How would you like to have a food forest patch in your yard? Maybe dedicate an 8×8′ square bit of land, ideally removing some lawn? Imagine adding small fruits, food, medicinal plants right in your own back yard? One of the basic tenets of permaculture is to create a ‘food forest patch’ in our yards. What is that and how can I plan a ‘forest patch’ with food in my own yard?
When I hear the word forest I think of trees, lots of them, maybe pine needles and old leaves on paths. Understory trees and shrubs fill in that landscape sometimes making the area appear dense with foliage. Other times these lower story plants line a pathway. How can I mimic this system on a smaller scale in my front or back yard and include food?
My podcast guest this week, Micheal Judd, talked about creating a ‘food forest patch’ in our yards. Before I describe what he suggested I would like to remind all of us about the importance of our forests from a permaculture perspective. Let’s look at some facts:
“Forests are life ( from permaculture news)
- Forests are home to approximately 50-90% of all the world’s terrestrial (land-living) biodiversity — including the pollinators and wild relatives of many agricultural crops (Source: WWF Living Planet Report 2010)
- Tropical forests alone are estimated to contain between 10-50 million species – over 50% of species on the planet.
- Rainforests cover 2% of the Earth’s surface and 6% of its landmass, yet they are home to over half of the world’s plant and animal species.
From these basic facts, it should be evident that forests themselves are synonymous with life, biodiversity, and fertility. Where life gathers, complex and mutually beneficial relationships are created between organisms; natural harmonious communities form, and life forms multiply and proliferate.”

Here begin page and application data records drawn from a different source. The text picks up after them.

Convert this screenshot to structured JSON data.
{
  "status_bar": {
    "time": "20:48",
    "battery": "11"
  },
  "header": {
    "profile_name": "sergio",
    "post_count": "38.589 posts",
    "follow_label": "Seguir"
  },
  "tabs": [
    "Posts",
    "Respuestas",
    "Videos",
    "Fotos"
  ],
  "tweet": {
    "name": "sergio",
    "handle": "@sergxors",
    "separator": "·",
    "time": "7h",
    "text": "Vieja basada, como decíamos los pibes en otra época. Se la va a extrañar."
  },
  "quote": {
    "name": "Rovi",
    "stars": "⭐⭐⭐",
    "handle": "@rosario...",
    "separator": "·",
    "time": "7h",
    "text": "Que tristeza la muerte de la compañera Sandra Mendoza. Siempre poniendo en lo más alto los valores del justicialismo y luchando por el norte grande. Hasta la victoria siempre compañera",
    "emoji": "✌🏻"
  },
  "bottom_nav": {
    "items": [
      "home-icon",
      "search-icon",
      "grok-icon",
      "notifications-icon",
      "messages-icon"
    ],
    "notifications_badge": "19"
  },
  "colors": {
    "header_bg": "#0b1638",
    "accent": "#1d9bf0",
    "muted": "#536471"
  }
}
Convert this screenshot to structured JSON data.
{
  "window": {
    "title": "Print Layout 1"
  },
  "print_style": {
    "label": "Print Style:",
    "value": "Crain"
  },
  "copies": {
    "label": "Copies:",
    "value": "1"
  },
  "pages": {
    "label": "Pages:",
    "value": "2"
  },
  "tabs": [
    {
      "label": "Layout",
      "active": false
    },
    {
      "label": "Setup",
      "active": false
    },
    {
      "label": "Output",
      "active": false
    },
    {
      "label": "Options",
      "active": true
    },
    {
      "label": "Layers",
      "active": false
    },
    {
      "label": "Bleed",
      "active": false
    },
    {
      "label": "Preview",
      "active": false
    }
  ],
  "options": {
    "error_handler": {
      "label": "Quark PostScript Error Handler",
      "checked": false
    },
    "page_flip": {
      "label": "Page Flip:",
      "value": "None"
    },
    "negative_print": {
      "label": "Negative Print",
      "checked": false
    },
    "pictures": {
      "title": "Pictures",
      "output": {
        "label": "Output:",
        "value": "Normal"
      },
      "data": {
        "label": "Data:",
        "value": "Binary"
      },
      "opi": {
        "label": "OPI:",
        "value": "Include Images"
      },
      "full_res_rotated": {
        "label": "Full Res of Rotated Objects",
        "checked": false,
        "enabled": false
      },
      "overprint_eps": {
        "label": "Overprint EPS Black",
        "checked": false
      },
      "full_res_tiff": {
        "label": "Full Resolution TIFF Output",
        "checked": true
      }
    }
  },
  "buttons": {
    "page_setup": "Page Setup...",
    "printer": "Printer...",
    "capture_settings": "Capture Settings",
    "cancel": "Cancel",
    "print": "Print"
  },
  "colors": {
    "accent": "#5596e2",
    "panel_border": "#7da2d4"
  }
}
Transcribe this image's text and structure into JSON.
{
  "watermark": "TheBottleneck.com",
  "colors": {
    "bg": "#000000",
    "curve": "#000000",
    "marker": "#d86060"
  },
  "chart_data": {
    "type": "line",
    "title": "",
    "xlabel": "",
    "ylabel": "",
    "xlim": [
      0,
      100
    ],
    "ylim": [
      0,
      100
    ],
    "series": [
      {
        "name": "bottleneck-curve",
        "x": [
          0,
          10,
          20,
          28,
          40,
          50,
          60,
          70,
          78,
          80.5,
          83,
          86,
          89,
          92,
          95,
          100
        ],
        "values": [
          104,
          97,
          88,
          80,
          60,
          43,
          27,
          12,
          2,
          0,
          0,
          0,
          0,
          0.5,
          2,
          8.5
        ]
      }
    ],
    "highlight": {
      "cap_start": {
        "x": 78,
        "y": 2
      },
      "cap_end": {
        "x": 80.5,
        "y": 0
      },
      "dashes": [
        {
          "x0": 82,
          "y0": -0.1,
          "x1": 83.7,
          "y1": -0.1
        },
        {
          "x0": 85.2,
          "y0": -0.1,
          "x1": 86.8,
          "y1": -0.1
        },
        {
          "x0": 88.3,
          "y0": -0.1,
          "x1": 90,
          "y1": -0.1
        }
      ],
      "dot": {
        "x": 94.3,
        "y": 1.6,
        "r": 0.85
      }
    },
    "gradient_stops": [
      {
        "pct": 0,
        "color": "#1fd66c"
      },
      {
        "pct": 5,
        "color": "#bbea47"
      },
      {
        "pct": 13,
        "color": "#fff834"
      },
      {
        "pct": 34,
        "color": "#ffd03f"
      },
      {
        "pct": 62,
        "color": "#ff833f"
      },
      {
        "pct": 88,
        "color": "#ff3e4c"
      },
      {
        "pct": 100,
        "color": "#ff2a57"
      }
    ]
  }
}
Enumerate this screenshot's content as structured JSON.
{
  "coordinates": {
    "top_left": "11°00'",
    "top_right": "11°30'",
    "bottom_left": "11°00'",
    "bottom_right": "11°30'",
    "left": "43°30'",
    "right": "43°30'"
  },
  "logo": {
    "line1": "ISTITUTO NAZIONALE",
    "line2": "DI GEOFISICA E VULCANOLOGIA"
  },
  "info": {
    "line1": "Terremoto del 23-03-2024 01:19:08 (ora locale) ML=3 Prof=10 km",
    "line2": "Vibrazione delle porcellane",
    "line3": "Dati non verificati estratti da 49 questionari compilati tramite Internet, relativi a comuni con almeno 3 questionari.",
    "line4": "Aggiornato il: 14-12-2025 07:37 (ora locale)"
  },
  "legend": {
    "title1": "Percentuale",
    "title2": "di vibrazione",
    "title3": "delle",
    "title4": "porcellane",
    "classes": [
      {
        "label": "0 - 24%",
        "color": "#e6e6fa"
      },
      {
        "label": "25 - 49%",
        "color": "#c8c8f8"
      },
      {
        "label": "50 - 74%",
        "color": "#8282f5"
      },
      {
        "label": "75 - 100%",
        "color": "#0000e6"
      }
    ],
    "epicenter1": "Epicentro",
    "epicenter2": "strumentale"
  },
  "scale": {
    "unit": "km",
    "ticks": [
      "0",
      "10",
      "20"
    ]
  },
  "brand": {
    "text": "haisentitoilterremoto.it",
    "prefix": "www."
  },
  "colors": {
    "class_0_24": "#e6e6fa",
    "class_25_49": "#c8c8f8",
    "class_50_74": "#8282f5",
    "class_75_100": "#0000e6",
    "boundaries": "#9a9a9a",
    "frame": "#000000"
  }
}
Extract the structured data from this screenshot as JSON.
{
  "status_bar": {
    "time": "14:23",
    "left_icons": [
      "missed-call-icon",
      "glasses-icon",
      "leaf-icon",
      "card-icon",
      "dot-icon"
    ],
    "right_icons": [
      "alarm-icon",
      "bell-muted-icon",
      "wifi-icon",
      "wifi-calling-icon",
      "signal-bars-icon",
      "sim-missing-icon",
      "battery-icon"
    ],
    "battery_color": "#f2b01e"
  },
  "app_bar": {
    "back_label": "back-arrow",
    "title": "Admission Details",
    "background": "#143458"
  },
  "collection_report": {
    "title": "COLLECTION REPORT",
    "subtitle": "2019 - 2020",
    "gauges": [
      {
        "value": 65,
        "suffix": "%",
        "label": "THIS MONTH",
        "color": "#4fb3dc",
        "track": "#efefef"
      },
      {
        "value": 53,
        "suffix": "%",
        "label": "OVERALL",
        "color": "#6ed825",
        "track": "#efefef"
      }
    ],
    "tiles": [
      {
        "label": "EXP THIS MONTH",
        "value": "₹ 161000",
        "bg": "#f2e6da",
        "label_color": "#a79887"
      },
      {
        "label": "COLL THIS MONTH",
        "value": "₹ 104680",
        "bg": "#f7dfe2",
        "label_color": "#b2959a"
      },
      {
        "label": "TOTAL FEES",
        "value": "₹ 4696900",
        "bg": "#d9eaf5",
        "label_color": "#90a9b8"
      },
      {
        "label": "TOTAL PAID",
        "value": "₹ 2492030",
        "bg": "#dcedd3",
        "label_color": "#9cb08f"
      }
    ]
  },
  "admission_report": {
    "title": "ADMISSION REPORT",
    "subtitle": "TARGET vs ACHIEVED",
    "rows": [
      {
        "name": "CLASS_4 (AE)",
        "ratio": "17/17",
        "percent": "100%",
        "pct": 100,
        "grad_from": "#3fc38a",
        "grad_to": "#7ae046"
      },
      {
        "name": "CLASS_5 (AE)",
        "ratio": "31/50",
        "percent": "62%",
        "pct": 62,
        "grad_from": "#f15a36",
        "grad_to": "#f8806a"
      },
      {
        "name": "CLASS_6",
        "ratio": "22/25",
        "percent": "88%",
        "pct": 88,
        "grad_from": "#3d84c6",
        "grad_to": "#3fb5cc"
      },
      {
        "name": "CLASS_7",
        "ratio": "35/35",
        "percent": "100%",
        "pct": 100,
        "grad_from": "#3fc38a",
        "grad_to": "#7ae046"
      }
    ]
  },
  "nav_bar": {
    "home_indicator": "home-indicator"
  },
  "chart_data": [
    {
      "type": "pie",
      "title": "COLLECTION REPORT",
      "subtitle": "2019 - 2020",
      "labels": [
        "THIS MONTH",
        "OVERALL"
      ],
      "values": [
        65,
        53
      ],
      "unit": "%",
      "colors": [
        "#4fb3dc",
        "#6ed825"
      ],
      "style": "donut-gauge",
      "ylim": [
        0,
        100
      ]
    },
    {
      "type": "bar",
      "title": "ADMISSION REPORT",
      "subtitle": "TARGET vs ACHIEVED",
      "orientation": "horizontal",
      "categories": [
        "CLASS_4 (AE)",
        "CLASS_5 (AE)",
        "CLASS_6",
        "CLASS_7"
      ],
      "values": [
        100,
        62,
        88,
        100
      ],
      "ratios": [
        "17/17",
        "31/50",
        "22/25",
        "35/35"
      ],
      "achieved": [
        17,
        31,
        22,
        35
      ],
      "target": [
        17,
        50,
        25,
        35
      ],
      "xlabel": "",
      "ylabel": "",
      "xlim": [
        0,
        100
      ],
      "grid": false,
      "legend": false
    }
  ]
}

Forests are the best of life and offer ways for us to live in harmony. They provide food and are great examples of how species work together. Yet, we continue to tear down our forests for the sake of development, our thirst for lumber and other byproducts made from trees, and the need for fields for mass monotype agriculture and farming.
Michael suggested that we take (where possible) a small patch maybe 8′ by 8′ and plant a fruit tree. He includes nitrogen-fixing plants such as lupines, blue indigo in the same area. Add other perennials to the mix all planted within this 8×8″ space. Spreading mints can be added too. I had the chance to visit and be on one of his yard tours in MD. Mints were all over the place but didn’t give me the feeling of taking over. He chops and lets the plant material drop. Very easy and very cool.
As you cut back these companion plants, you leave the plant material right there which continues to build mulch. All of this adds beauty and diversity to your landscape. Check out pawpaw, juneberry, black currants, Aronia’s. Aronia or chokecherries are native to our continent. There is much to choose from.
Dedicate an 8 x8′ patch for new plants.
Add 8″ compost, layering the materials and leave over winter.
In the spring: Select a fruit-bearing tree appropriate to your region.
Add leguminous plants when you plant the tree; lupines, peas. Around the outer edges add more plants.
Michaels’ book shown above has great detailed ‘how to’s’ and photographs to illustrate his ‘food forest patch’. I highly recommend his book. I personally refer to his ideas over and over. Think about the gardeners in your life. This book is a great addition to any gardener’s library.
So, what would you do? Can you take away some lawn and create a’ food forest patch’? Let me know if you do. All comments are appreciated. Enjoy. Judith